We have carefully examined each of those claims in view of the arguments presented by counsel for appellant in support of their contention that the claims were improperly rejected. We are of opinion, however, for the reasons stated by the Primary Examiner, in view of the authorities cited, that those claims were properly rejected as being indefinite and broader than appellant's invention.

Although, as amended, appellant's application contains the statement that, "Where the expression `cobalt-nickel' occurs in the claims," it signifies that the "proportion" of those substances "lies within the limits" of "95 to 5% nickel and 5 to 95% cobalt," and that where the claims state that the alloy of which the thermionic cathodes are composed comprises particular elements, it should be understood that no other substances are present in an amount that will substantially affect the properties of the alloy, such limitations are not contained in, and we cannot read them into, the claims which were rejected as being indefinite and broader than appellant's invention. In re Lowry, supra.

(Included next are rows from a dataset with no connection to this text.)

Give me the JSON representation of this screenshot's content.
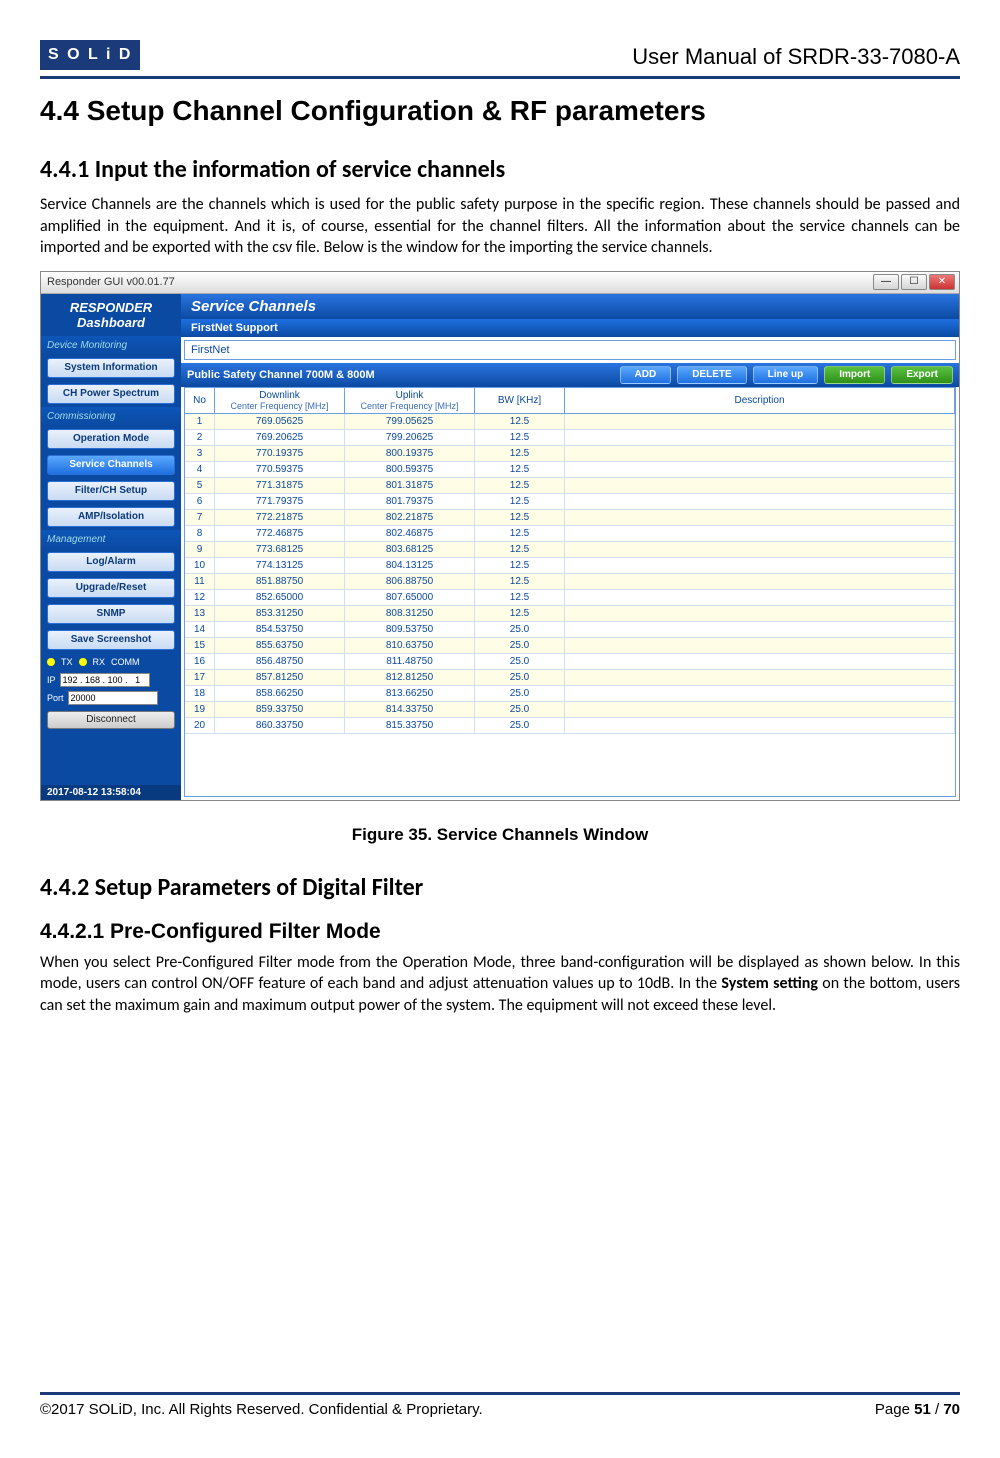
{
  "header": {
    "logo": "S O L i D",
    "doc_title": "User Manual of SRDR-33-7080-A"
  },
  "sections": {
    "s44": "4.4   Setup Channel Configuration & RF parameters",
    "s441": "4.4.1 Input the information of service channels",
    "p441": "Service Channels are the channels which is used for the public safety purpose in the specific region. These channels should be passed and amplified in the equipment. And it is, of course, essential for the channel filters. All the information about the service channels can be imported and be exported with the csv file. Below is the window for the importing the service channels.",
    "fig35": "Figure 35. Service Channels Window",
    "s442": "4.4.2 Setup Parameters of Digital Filter",
    "s4421": "4.4.2.1  Pre-Configured Filter Mode",
    "p4421a": "When you select Pre-Configured Filter mode from the Operation Mode, three band-configuration will be displayed as shown below. In this mode, users can control ON/OFF feature of each band and adjust attenuation values up to 10dB. In the ",
    "p4421b": "System setting",
    "p4421c": " on the bottom, users can set the maximum gain and maximum output power of the system. The equipment will not exceed these level."
  },
  "footer": {
    "left": "©2017 SOLiD, Inc. All Rights Reserved. Confidential & Proprietary.",
    "right_a": "Page ",
    "right_b": "51",
    "right_c": " / ",
    "right_d": "70"
  },
  "shot": {
    "win_title": "Responder GUI v00.01.77",
    "brand1": "RESPONDER",
    "brand2": "Dashboard",
    "groups": {
      "g1": "Device Monitoring",
      "g2": "Commissioning",
      "g3": "Management"
    },
    "side_btns": {
      "b1": "System Information",
      "b2": "CH Power Spectrum",
      "b3": "Operation Mode",
      "b4": "Service Channels",
      "b5": "Filter/CH Setup",
      "b6": "AMP/Isolation",
      "b7": "Log/Alarm",
      "b8": "Upgrade/Reset",
      "b9": "SNMP",
      "b10": "Save Screenshot"
    },
    "led": {
      "tx": "TX",
      "rx": "RX",
      "comm": "COMM"
    },
    "ip_label": "IP",
    "ip_value": "192 . 168 . 100 .   1",
    "port_label": "Port",
    "port_value": "20000",
    "disconnect": "Disconnect",
    "timestamp": "2017-08-12 13:58:04",
    "main_title": "Service Channels",
    "firstnet_hdr": "FirstNet Support",
    "firstnet_val": "FirstNet",
    "bar2_label": "Public Safety Channel 700M & 800M",
    "btn_add": "ADD",
    "btn_del": "DELETE",
    "btn_lineup": "Line up",
    "btn_import": "Import",
    "btn_export": "Export",
    "th_no": "No",
    "th_dl1": "Downlink",
    "th_dl2": "Center Frequency [MHz]",
    "th_ul1": "Uplink",
    "th_ul2": "Center Frequency [MHz]",
    "th_bw": "BW [KHz]",
    "th_desc": "Description",
    "rows": [
      {
        "no": "1",
        "dl": "769.05625",
        "ul": "799.05625",
        "bw": "12.5"
      },
      {
        "no": "2",
        "dl": "769.20625",
        "ul": "799.20625",
        "bw": "12.5"
      },
      {
        "no": "3",
        "dl": "770.19375",
        "ul": "800.19375",
        "bw": "12.5"
      },
      {
        "no": "4",
        "dl": "770.59375",
        "ul": "800.59375",
        "bw": "12.5"
      },
      {
        "no": "5",
        "dl": "771.31875",
        "ul": "801.31875",
        "bw": "12.5"
      },
      {
        "no": "6",
        "dl": "771.79375",
        "ul": "801.79375",
        "bw": "12.5"
      },
      {
        "no": "7",
        "dl": "772.21875",
        "ul": "802.21875",
        "bw": "12.5"
      },
      {
        "no": "8",
        "dl": "772.46875",
        "ul": "802.46875",
        "bw": "12.5"
      },
      {
        "no": "9",
        "dl": "773.68125",
        "ul": "803.68125",
        "bw": "12.5"
      },
      {
        "no": "10",
        "dl": "774.13125",
        "ul": "804.13125",
        "bw": "12.5"
      },
      {
        "no": "11",
        "dl": "851.88750",
        "ul": "806.88750",
        "bw": "12.5"
      },
      {
        "no": "12",
        "dl": "852.65000",
        "ul": "807.65000",
        "bw": "12.5"
      },
      {
        "no": "13",
        "dl": "853.31250",
        "ul": "808.31250",
        "bw": "12.5"
      },
      {
        "no": "14",
        "dl": "854.53750",
        "ul": "809.53750",
        "bw": "25.0"
      },
      {
        "no": "15",
        "dl": "855.63750",
        "ul": "810.63750",
        "bw": "25.0"
      },
      {
        "no": "16",
        "dl": "856.48750",
        "ul": "811.48750",
        "bw": "25.0"
      },
      {
        "no": "17",
        "dl": "857.81250",
        "ul": "812.81250",
        "bw": "25.0"
      },
      {
        "no": "18",
        "dl": "858.66250",
        "ul": "813.66250",
        "bw": "25.0"
      },
      {
        "no": "19",
        "dl": "859.33750",
        "ul": "814.33750",
        "bw": "25.0"
      },
      {
        "no": "20",
        "dl": "860.33750",
        "ul": "815.33750",
        "bw": "25.0"
      }
    ]
  }
}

For the reasons stated, the decision of the Board of Appeals is modified, being reversed as to claims 20, 35, 36, 37, 38, and 39, and in all other respects affirmed.

Modified.

GRAHAM, the late Presiding Judge, sat during the argument of this case, but died before the opinion was prepared.